══ Available data

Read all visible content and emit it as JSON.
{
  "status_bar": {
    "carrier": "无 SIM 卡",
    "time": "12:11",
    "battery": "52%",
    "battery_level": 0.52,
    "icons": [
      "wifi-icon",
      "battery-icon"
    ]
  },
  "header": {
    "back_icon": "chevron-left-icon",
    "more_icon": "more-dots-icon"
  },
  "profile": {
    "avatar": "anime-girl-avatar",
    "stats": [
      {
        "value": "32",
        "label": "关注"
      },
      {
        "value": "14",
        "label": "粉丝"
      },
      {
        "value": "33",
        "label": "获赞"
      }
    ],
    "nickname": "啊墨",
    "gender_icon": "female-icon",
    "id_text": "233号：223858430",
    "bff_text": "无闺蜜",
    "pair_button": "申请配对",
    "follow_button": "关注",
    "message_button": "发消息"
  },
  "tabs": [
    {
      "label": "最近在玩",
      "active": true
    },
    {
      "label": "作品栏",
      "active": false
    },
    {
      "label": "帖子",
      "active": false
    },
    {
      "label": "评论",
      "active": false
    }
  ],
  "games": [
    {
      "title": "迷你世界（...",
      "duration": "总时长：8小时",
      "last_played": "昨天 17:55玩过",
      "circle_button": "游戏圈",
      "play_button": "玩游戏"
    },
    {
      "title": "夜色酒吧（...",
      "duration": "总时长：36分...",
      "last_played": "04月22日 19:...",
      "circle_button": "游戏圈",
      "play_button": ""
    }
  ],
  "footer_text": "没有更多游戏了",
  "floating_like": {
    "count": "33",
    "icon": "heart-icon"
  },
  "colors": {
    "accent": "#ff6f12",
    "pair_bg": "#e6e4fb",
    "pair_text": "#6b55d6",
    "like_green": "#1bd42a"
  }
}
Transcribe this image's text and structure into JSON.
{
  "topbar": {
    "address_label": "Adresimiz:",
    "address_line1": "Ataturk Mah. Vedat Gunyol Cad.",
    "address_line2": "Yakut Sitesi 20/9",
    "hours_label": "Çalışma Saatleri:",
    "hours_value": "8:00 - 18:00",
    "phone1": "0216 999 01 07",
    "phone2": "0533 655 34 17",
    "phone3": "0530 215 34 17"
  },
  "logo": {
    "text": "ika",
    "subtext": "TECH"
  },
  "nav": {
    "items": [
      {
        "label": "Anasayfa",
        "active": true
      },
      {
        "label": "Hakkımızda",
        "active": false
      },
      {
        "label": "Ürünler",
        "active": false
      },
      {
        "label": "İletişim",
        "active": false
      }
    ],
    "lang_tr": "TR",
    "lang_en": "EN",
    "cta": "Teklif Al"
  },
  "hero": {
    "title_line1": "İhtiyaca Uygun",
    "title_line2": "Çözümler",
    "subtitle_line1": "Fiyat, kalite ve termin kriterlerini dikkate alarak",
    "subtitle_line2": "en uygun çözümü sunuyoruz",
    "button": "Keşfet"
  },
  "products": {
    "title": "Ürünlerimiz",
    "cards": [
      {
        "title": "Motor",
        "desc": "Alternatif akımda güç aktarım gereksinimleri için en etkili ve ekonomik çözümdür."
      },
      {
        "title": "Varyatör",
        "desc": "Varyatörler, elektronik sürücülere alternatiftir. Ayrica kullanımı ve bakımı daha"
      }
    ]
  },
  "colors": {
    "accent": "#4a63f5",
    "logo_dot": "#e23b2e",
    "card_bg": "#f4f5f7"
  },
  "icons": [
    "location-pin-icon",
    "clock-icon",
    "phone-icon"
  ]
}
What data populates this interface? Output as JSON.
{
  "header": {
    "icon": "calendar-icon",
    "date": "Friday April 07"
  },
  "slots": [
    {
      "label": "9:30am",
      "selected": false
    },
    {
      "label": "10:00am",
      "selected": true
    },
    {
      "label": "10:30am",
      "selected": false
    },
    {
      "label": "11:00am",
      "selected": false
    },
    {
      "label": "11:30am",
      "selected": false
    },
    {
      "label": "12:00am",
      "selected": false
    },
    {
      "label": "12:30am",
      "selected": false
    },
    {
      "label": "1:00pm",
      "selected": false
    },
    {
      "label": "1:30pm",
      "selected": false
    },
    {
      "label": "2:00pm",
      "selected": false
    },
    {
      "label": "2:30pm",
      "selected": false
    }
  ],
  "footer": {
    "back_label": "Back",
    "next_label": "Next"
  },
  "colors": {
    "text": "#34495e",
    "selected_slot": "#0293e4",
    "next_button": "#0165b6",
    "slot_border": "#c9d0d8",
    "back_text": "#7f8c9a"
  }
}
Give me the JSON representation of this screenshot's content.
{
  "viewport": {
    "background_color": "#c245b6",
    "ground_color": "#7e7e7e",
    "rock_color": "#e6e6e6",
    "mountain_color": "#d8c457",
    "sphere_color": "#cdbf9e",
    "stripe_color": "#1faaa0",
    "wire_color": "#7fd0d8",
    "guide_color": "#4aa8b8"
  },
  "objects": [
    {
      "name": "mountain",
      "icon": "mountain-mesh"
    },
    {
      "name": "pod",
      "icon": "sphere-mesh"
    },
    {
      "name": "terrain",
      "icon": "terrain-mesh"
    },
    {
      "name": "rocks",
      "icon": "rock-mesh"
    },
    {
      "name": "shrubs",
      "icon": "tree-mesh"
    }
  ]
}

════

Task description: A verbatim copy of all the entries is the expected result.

Answer below:
Read all visible content and emit it as JSON.
{
  "status_bar": {
    "carrier": "无 SIM 卡",
    "time": "12:11",
    "battery": "52%",
    "battery_level": 0.52,
    "icons": [
      "wifi-icon",
      "battery-icon"
    ]
  },
  "header": {
    "back_icon": "chevron-left-icon",
    "more_icon": "more-dots-icon"
  },
  "profile": {
    "avatar": "anime-girl-avatar",
    "stats": [
      {
        "value": "32",
        "label": "关注"
      },
      {
        "value": "14",
        "label": "粉丝"
      },
      {
        "value": "33",
        "label": "获赞"
      }
    ],
    "nickname": "啊墨",
    "gender_icon": "female-icon",
    "id_text": "233号：223858430",
    "bff_text": "无闺蜜",
    "pair_button": "申请配对",
    "follow_button": "关注",
    "message_button": "发消息"
  },
  "tabs": [
    {
      "label": "最近在玩",
      "active": true
    },
    {
      "label": "作品栏",
      "active": false
    },
    {
      "label": "帖子",
      "active": false
    },
    {
      "label": "评论",
      "active": false
    }
  ],
  "games": [
    {
      "title": "迷你世界（...",
      "duration": "总时长：8小时",
      "last_played": "昨天 17:55玩过",
      "circle_button": "游戏圈",
      "play_button": "玩游戏"
    },
    {
      "title": "夜色酒吧（...",
      "duration": "总时长：36分...",
      "last_played": "04月22日 19:...",
      "circle_button": "游戏圈",
      "play_button": ""
    }
  ],
  "footer_text": "没有更多游戏了",
  "floating_like": {
    "count": "33",
    "icon": "heart-icon"
  },
  "colors": {
    "accent": "#ff6f12",
    "pair_bg": "#e6e4fb",
    "pair_text": "#6b55d6",
    "like_green": "#1bd42a"
  }
}
Transcribe this image's text and structure into JSON.
{
  "topbar": {
    "address_label": "Adresimiz:",
    "address_line1": "Ataturk Mah. Vedat Gunyol Cad.",
    "address_line2": "Yakut Sitesi 20/9",
    "hours_label": "Çalışma Saatleri:",
    "hours_value": "8:00 - 18:00",
    "phone1": "0216 999 01 07",
    "phone2": "0533 655 34 17",
    "phone3": "0530 215 34 17"
  },
  "logo": {
    "text": "ika",
    "subtext": "TECH"
  },
  "nav": {
    "items": [
      {
        "label": "Anasayfa",
        "active": true
      },
      {
        "label": "Hakkımızda",
        "active": false
      },
      {
        "label": "Ürünler",
        "active": false
      },
      {
        "label": "İletişim",
        "active": false
      }
    ],
    "lang_tr": "TR",
    "lang_en": "EN",
    "cta": "Teklif Al"
  },
  "hero": {
    "title_line1": "İhtiyaca Uygun",
    "title_line2": "Çözümler",
    "subtitle_line1": "Fiyat, kalite ve termin kriterlerini dikkate alarak",
    "subtitle_line2": "en uygun çözümü sunuyoruz",
    "button": "Keşfet"
  },
  "products": {
    "title": "Ürünlerimiz",
    "cards": [
      {
        "title": "Motor",
        "desc": "Alternatif akımda güç aktarım gereksinimleri için en etkili ve ekonomik çözümdür."
      },
      {
        "title": "Varyatör",
        "desc": "Varyatörler, elektronik sürücülere alternatiftir. Ayrica kullanımı ve bakımı daha"
      }
    ]
  },
  "colors": {
    "accent": "#4a63f5",
    "logo_dot": "#e23b2e",
    "card_bg": "#f4f5f7"
  },
  "icons": [
    "location-pin-icon",
    "clock-icon",
    "phone-icon"
  ]
}
What data populates this interface? Output as JSON.
{
  "header": {
    "icon": "calendar-icon",
    "date": "Friday April 07"
  },
  "slots": [
    {
      "label": "9:30am",
      "selected": false
    },
    {
      "label": "10:00am",
      "selected": true
    },
    {
      "label": "10:30am",
      "selected": false
    },
    {
      "label": "11:00am",
      "selected": false
    },
    {
      "label": "11:30am",
      "selected": false
    },
    {
      "label": "12:00am",
      "selected": false
    },
    {
      "label": "12:30am",
      "selected": false
    },
    {
      "label": "1:00pm",
      "selected": false
    },
    {
      "label": "1:30pm",
      "selected": false
    },
    {
      "label": "2:00pm",
      "selected": false
    },
    {
      "label": "2:30pm",
      "selected": false
    }
  ],
  "footer": {
    "back_label": "Back",
    "next_label": "Next"
  },
  "colors": {
    "text": "#34495e",
    "selected_slot": "#0293e4",
    "next_button": "#0165b6",
    "slot_border": "#c9d0d8",
    "back_text": "#7f8c9a"
  }
}
Give me the JSON representation of this screenshot's content.
{
  "viewport": {
    "background_color": "#c245b6",
    "ground_color": "#7e7e7e",
    "rock_color": "#e6e6e6",
    "mountain_color": "#d8c457",
    "sphere_color": "#cdbf9e",
    "stripe_color": "#1faaa0",
    "wire_color": "#7fd0d8",
    "guide_color": "#4aa8b8"
  },
  "objects": [
    {
      "name": "mountain",
      "icon": "mountain-mesh"
    },
    {
      "name": "pod",
      "icon": "sphere-mesh"
    },
    {
      "name": "terrain",
      "icon": "terrain-mesh"
    },
    {
      "name": "rocks",
      "icon": "rock-mesh"
    },
    {
      "name": "shrubs",
      "icon": "tree-mesh"
    }
  ]
}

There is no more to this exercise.